Disruptive social innovation describes a way of tackling social problems that requires engagement with communities to design a project or service that actually addresses their needs and interests. It disrupts more traditional ways of doing projects (i.e. planned for a couple of years, top-down and expensive and by the time things get going the problem has often changed) and the process is visionary, adaptive and highly collaborative.
The Connecting Education and Communities (CEC) project aims to disrupt disadvantage by strengthening the connections between communities and education. The project works with innovative, locally-led initiatives that drive the impact of CEC in each community through vision, adaptation, and a commitment to collaboration.
There is, however, more to disruption than just saying you are disruptive.
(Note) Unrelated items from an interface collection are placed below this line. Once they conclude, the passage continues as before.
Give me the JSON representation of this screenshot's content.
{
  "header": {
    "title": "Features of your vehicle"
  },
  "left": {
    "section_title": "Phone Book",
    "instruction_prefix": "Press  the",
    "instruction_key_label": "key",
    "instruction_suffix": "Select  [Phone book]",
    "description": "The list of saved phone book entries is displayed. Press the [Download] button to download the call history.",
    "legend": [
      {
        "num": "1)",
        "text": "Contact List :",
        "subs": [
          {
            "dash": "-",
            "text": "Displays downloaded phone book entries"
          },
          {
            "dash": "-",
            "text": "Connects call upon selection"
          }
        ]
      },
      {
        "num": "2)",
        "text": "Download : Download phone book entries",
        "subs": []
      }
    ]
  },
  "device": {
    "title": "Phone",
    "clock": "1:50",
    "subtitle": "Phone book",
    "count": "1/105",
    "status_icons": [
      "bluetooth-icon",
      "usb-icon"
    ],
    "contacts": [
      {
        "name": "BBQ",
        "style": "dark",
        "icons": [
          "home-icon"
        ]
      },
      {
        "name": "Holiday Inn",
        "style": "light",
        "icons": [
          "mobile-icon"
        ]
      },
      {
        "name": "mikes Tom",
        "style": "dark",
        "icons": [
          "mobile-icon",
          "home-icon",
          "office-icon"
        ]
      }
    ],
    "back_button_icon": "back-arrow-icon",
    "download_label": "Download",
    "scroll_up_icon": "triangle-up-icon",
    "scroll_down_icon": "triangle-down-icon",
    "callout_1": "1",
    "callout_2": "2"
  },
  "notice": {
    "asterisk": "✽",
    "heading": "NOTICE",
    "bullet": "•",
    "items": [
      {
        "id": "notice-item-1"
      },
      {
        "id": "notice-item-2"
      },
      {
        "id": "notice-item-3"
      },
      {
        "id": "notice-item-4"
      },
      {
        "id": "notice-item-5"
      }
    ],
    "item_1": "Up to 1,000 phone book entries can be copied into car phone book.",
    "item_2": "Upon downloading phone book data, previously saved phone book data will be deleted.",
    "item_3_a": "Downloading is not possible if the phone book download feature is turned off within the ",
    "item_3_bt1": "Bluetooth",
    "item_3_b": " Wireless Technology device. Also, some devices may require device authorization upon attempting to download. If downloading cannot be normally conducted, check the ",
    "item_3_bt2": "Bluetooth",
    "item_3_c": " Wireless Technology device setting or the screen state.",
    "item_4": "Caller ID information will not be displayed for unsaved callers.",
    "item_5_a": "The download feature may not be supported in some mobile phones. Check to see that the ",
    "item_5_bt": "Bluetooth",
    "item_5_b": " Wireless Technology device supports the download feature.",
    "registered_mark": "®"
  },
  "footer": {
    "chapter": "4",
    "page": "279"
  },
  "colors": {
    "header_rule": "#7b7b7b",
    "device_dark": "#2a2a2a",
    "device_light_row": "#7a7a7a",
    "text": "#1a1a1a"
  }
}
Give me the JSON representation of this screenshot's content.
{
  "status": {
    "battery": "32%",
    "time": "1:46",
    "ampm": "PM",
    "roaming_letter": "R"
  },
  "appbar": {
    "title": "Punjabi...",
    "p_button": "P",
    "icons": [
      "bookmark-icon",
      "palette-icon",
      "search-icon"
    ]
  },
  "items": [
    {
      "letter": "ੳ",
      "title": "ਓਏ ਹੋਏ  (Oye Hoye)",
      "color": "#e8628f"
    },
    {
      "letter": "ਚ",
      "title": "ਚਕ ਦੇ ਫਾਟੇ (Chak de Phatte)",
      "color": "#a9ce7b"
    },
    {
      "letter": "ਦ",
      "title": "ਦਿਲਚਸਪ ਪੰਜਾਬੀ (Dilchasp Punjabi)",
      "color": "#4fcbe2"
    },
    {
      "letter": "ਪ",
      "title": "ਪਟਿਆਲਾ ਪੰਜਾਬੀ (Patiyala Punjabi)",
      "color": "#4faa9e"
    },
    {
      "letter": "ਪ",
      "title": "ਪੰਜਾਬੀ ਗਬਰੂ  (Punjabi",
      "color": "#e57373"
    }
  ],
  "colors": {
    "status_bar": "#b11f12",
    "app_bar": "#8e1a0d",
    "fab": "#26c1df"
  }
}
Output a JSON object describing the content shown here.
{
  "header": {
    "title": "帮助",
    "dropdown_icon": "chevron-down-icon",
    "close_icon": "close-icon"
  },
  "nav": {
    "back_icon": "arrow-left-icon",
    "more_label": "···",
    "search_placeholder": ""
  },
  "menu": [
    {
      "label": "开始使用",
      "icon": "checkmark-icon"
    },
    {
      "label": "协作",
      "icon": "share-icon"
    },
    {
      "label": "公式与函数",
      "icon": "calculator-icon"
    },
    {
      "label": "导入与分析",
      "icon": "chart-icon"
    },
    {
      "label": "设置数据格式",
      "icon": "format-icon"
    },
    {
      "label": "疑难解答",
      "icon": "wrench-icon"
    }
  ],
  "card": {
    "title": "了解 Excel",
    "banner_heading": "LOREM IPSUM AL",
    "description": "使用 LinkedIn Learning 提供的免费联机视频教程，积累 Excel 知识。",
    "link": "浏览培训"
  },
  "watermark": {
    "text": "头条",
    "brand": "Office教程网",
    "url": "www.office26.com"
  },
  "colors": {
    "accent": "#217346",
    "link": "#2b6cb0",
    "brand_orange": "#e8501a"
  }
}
We encourage each of our groups to intentionally apply some disruptive principles to their community development work, namely:
Engage with people at different parts of the project who have different ideas Getting a team of specialists together or relying on the same old faces is unlikely to produce innovation, simply because they are likely to stick to the approaches they already know and are familiar with. We encourage the CEC groups to use co-design to harness the knowledge and creativity of 'everyday people' in their communities to generate solutions.
Aim for a flat, rather than heirarchical structure Our CEC groups are necessarily flat structured - mostly because they don't have the resources to employ lots of people and establish a giant heirarchy. As Mia Bunge points out, this is to their advantage, as having strong leaders and an entrenched heirarchy can be incredibly narrowing for any innovation culture.
Have a good grasp of what it is you are trying to change Before joining CEC, our groups need to show they understand what effective community engagement looks like (or have experience in engaging whanau and communities) and seek out data or evidence that helps them understand the situation/s they are dealing with.
Start thinking at a systems level Our CEC groups form an (important) part of a bigger picture in their community. They are not one-off, isolated projects but instead interact and collaborate with other partners, projects and communities who are also tackling children's disadvantage. Click here for a fun 3 min youtube clip on the importance of systems thinking.
Have a "to do" philosophy. Get ideas out of heads and into a testing, prototyping and implementing cycle. We encourage our groups to use a design thinking process of test/iterate/ideate/test/iterate/ideate (and repeat!).
Disruption sounds a bit hairy - but once you get into the nuts and bolts it really isn't that tricky. And we promise that none of our change agents are harmed in the process!
Nadine Metzger provides evaluation support for the CEC project.